  • clonazepam
    Hello Daniel. I'm afraid these parts aren't all that interesting to me, personally. I respect others may feel different. Now, here's what I came up with given my level of interest. I think you should design a suspension bridge, and build it out of these parts. Once complete, see how much weight it can support before collapsing.

    I hope you can appreciate my contribution to the comments section.
  • Kridian
    I never think to inspect PSUs for bad soldering, but you've just convinced me to start.
  • Daniel Sauvageau
    19158928 said:
    I never think to inspect PSUs for bad soldering, but you've just convinced me to start.
    You never know what you'll find until you start looking. Doing so properly and (reasonably) safely however isn't within everyone's capabilities.
  • iam2thecrowe
    So now i have to pull apart every PSU I buy to do their QA checking for them?
  • Daniel Sauvageau
    19159703 said:
    So now i have to pull apart every PSU I buy to do their QA checking for them?
    Hopefully not, but it shows that even top-tier ODMs like Enhance in the Strider's case aren't exempt of occasional QA oversight. Can't draw a definitive conclusion on how common those assembly/QA issues are from a sample size of one.
  • dstarr3

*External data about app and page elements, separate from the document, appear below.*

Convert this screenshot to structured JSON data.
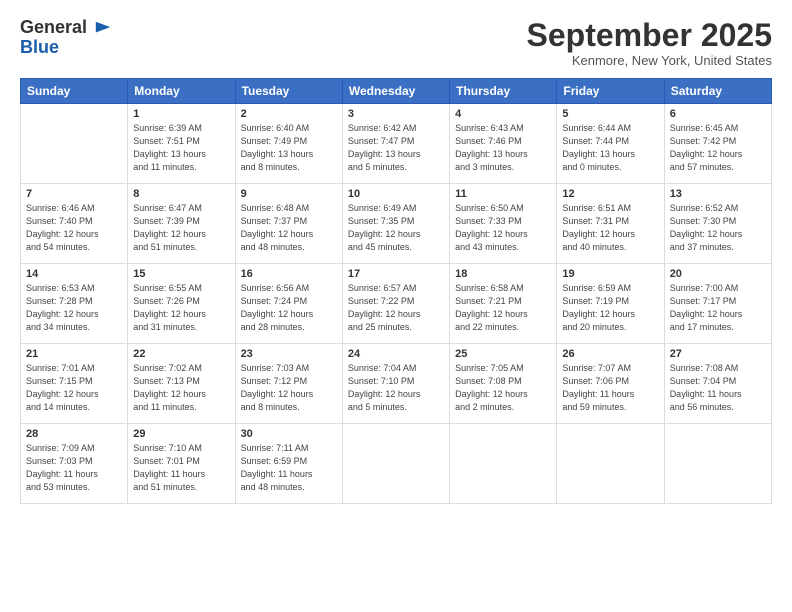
{
  "logo": {
    "general": "General",
    "blue": "Blue"
  },
  "header": {
    "month": "September 2025",
    "location": "Kenmore, New York, United States"
  },
  "days_of_week": [
    "Sunday",
    "Monday",
    "Tuesday",
    "Wednesday",
    "Thursday",
    "Friday",
    "Saturday"
  ],
  "weeks": [
    [
      {
        "day": "",
        "info": ""
      },
      {
        "day": "1",
        "info": "Sunrise: 6:39 AM\nSunset: 7:51 PM\nDaylight: 13 hours\nand 11 minutes."
      },
      {
        "day": "2",
        "info": "Sunrise: 6:40 AM\nSunset: 7:49 PM\nDaylight: 13 hours\nand 8 minutes."
      },
      {
        "day": "3",
        "info": "Sunrise: 6:42 AM\nSunset: 7:47 PM\nDaylight: 13 hours\nand 5 minutes."
      },
      {
        "day": "4",
        "info": "Sunrise: 6:43 AM\nSunset: 7:46 PM\nDaylight: 13 hours\nand 3 minutes."
      },
      {
        "day": "5",
        "info": "Sunrise: 6:44 AM\nSunset: 7:44 PM\nDaylight: 13 hours\nand 0 minutes."
      },
      {
        "day": "6",
        "info": "Sunrise: 6:45 AM\nSunset: 7:42 PM\nDaylight: 12 hours\nand 57 minutes."
      }
    ],
    [
      {
        "day": "7",
        "info": "Sunrise: 6:46 AM\nSunset: 7:40 PM\nDaylight: 12 hours\nand 54 minutes."
      },
      {
        "day": "8",
        "info": "Sunrise: 6:47 AM\nSunset: 7:39 PM\nDaylight: 12 hours\nand 51 minutes."
      },
      {
        "day": "9",
        "info": "Sunrise: 6:48 AM\nSunset: 7:37 PM\nDaylight: 12 hours\nand 48 minutes."
      },
      {
        "day": "10",
        "info": "Sunrise: 6:49 AM\nSunset: 7:35 PM\nDaylight: 12 hours\nand 45 minutes."
      },
      {
        "day": "11",
        "info": "Sunrise: 6:50 AM\nSunset: 7:33 PM\nDaylight: 12 hours\nand 43 minutes."
      },
      {
        "day": "12",
        "info": "Sunrise: 6:51 AM\nSunset: 7:31 PM\nDaylight: 12 hours\nand 40 minutes."
      },
      {
        "day": "13",
        "info": "Sunrise: 6:52 AM\nSunset: 7:30 PM\nDaylight: 12 hours\nand 37 minutes."
      }
    ],
    [
      {
        "day": "14",
        "info": "Sunrise: 6:53 AM\nSunset: 7:28 PM\nDaylight: 12 hours\nand 34 minutes."
      },
      {
        "day": "15",
        "info": "Sunrise: 6:55 AM\nSunset: 7:26 PM\nDaylight: 12 hours\nand 31 minutes."
      },
      {
        "day": "16",
        "info": "Sunrise: 6:56 AM\nSunset: 7:24 PM\nDaylight: 12 hours\nand 28 minutes."
      },
      {
        "day": "17",
        "info": "Sunrise: 6:57 AM\nSunset: 7:22 PM\nDaylight: 12 hours\nand 25 minutes."
      },
      {
        "day": "18",
        "info": "Sunrise: 6:58 AM\nSunset: 7:21 PM\nDaylight: 12 hours\nand 22 minutes."
      },
      {
        "day": "19",
        "info": "Sunrise: 6:59 AM\nSunset: 7:19 PM\nDaylight: 12 hours\nand 20 minutes."
      },
      {
        "day": "20",
        "info": "Sunrise: 7:00 AM\nSunset: 7:17 PM\nDaylight: 12 hours\nand 17 minutes."
      }
    ],
    [
      {
        "day": "21",
        "info": "Sunrise: 7:01 AM\nSunset: 7:15 PM\nDaylight: 12 hours\nand 14 minutes."
      },
      {
        "day": "22",
        "info": "Sunrise: 7:02 AM\nSunset: 7:13 PM\nDaylight: 12 hours\nand 11 minutes."
      },
      {
        "day": "23",
        "info": "Sunrise: 7:03 AM\nSunset: 7:12 PM\nDaylight: 12 hours\nand 8 minutes."
      },
      {
        "day": "24",
        "info": "Sunrise: 7:04 AM\nSunset: 7:10 PM\nDaylight: 12 hours\nand 5 minutes."
      },
      {
        "day": "25",
        "info": "Sunrise: 7:05 AM\nSunset: 7:08 PM\nDaylight: 12 hours\nand 2 minutes."
      },
      {
        "day": "26",
        "info": "Sunrise: 7:07 AM\nSunset: 7:06 PM\nDaylight: 11 hours\nand 59 minutes."
      },
      {
        "day": "27",
        "info": "Sunrise: 7:08 AM\nSunset: 7:04 PM\nDaylight: 11 hours\nand 56 minutes."
      }
    ],
    [
      {
        "day": "28",
        "info": "Sunrise: 7:09 AM\nSunset: 7:03 PM\nDaylight: 11 hours\nand 53 minutes."
      },
      {
        "day": "29",
        "info": "Sunrise: 7:10 AM\nSunset: 7:01 PM\nDaylight: 11 hours\nand 51 minutes."
      },
      {
        "day": "30",
        "info": "Sunrise: 7:11 AM\nSunset: 6:59 PM\nDaylight: 11 hours\nand 48 minutes."
      },
      {
        "day": "",
        "info": ""
      },
      {
        "day": "",
        "info": ""
      },
      {
        "day": "",
        "info": ""
      },
      {
        "day": "",
        "info": ""
      }
    ]
  ]
}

    I love the reversible USB A and B cables. Why has it taken this long for that to be done, considering it was so simple?